◆ **Your objective**:
Each line of the records that holds the word "into" should be copied out.

#### Source data ####

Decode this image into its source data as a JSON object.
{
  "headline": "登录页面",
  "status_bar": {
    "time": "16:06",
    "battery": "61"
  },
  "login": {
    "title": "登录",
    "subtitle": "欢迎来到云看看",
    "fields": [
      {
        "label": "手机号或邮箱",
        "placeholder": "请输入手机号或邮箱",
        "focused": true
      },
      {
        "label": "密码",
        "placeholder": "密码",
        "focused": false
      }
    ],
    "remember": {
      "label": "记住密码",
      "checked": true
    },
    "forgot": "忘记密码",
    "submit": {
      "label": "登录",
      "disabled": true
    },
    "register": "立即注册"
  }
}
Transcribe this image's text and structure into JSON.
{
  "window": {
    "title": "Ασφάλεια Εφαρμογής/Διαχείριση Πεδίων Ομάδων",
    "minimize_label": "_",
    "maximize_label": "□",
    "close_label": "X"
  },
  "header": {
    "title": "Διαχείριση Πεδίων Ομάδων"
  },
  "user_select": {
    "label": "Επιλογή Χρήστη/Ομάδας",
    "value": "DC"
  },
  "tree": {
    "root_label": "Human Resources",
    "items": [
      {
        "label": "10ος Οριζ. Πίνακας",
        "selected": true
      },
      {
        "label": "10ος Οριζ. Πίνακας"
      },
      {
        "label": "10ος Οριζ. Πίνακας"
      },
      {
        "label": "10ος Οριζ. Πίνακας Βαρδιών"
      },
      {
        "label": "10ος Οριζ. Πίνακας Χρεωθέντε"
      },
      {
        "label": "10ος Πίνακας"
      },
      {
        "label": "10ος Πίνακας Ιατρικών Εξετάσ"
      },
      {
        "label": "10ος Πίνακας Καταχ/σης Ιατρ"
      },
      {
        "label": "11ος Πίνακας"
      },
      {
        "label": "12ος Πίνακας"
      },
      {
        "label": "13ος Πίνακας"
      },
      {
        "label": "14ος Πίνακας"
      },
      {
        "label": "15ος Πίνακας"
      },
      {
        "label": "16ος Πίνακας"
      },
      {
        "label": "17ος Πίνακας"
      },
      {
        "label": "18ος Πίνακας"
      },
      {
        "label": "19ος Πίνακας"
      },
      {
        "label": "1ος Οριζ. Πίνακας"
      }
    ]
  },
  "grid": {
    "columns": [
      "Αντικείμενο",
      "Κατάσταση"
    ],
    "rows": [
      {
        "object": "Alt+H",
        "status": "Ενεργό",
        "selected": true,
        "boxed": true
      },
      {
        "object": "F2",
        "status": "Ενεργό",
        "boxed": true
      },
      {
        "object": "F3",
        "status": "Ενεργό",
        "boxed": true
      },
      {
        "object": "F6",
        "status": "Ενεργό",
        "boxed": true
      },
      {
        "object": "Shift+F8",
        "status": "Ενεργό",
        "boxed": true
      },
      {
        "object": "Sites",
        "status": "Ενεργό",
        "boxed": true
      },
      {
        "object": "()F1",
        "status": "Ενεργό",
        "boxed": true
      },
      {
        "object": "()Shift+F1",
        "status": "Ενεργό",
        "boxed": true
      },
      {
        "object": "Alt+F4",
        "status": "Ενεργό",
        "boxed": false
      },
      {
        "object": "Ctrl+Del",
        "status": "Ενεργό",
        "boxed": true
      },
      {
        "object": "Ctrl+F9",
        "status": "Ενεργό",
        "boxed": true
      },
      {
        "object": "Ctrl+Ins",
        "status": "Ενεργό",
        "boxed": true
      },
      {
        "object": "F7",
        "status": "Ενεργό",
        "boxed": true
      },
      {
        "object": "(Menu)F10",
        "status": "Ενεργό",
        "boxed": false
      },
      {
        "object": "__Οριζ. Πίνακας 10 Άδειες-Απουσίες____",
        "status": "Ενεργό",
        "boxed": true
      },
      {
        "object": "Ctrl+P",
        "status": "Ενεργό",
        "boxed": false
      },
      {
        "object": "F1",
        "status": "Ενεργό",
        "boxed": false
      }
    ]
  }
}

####

◆ **Exercise result**:
Decode this image into its source data as a JSON object.
Transcribe this image's text and structure into JSON.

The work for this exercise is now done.